In an interview on the “Rich Eisen Show” on DirecTV, York dismissed a report from FOX’s Jay Glazer, who said Sunday that Harbaugh wouldn’t return to the 49ers in 2015, even if he wins a Super Bowl.
“That’s categorically not true,” York said.
In addition, York said the belief the relationship between Harbaugh and the front office has become nearly untenable is inaccurate. York indirectly acknowledged Harbaugh has bruised feelings during his three-plus seasons before referencing Harbaugh’s sterling resume: He has a 39-13-1 record with the 49ers and is the only coach in NFL history to reach a conference title game in each of his first three seasons.
His point: Winning trumps personality.
York agreed Harbaugh, who has referred to himself as “moody and complicated,” thrives amid tension and conflict.
“In terms about sustainability, every coach will move on at some point,” York said. “And I don’t think Jim is at that point.”
York termed the relationship between Harbaugh and general manager Trent Baalke as “very professional.” At one point, York said “they work well together.” He later amended that to “they work fairly well together.”
Kings Preseason Opener

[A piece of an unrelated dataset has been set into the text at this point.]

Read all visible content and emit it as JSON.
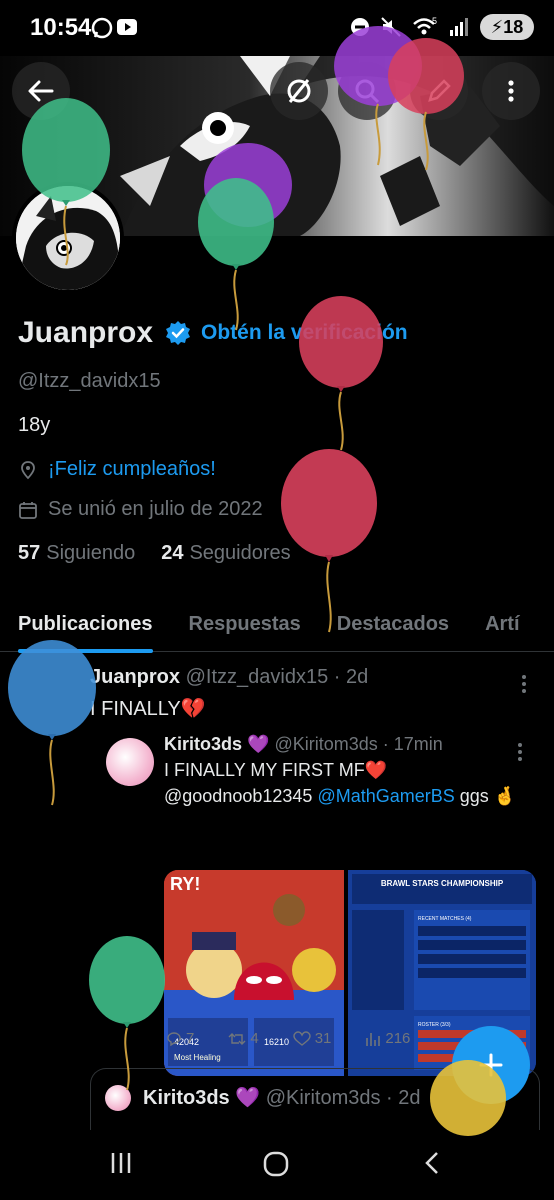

In case you missed it (and you probably did, considering it wasn’t on TV in Sacramento) the Kings had their first preseason game last night. It was a decent game considering the circumstances, and now I have the glorious opportunity to overreact to everything we saw last night.
Michael Malone noted throughout training camp that he was going to be playing different lineups during the preseason, and the starters in game one won’t necessarily be the starters once the regular season begins. With that being said, the Kings started the game with Darren Collison, Ben McLemore, Rudy Gay, Jason Thompson, and DeMarcus Cousins. No real surprises there.
That unit didn’t play particularly well, especially in the first half. They looked like a team that didn’t know what they wanted to do offensively. Cousins didn’t get the ball nearly enough. Collison was in early foul trouble, but you could tell that he was making a conscious effort to promote ball movement with his play. This may sound like a positive, and it is to some degree, but he didn’t make himself an offensive threat. We all like the idea of a passing point guard (Collison isn’t necessarily that, but he played that way last night) however, Collison passed up a few shots he probably shouldn’t have. Ben McLemore also struggled early, missing a few jumpers the Kings are going to need him to hit, and his defense could have been better. Rudy Gay was hardly noticeable. I actually thought Jason Thompson was the Kings best starter in the first quarter. Like I said, not a great start.
Warriors Preseason Opener
Stephen Curry knows exactly how he’ll feel when he strolls back into the Staples Center on Tuesday for the Warriors’ first exhibition game of the 2014-15 season.
He won’t be able to help but to think back about his last season came to an end in a first-round Game 7 in that very same building.
“I know I will have some sour thoughts, because that was the last place I suited up last year,” the Warriors’ point guard said. “You understand the emotions you have, but it’ll probably be over really quickly, because I’m looking forward to this year.”
After just a week of training camp, the Warriors will play their first preseason game. Steve Kerr said he’ll open the game with Curry, Klay Thompson, Andre Iguodala, David Lee and Andrew Bogut – the group that combined to go 30-13 last season – but the new coach hasn’t decided how long he’ll play his starters.
For Kerr, Tuesday’s game against the Clippers and this week’s two games against the Lakers are merely an extension of training camp. He wants to give minutes to a lot of players and will focus on his team’s offensive execution and defensive principles, instead of scouting the Los Angeles teams.
According to Kerr, the first exhibition games will be mostly about conditioning and finding a rhythm. The final four or even as few as the final two exhibition games will look like regular-season rotations and the scoreboard will be taken more seriously.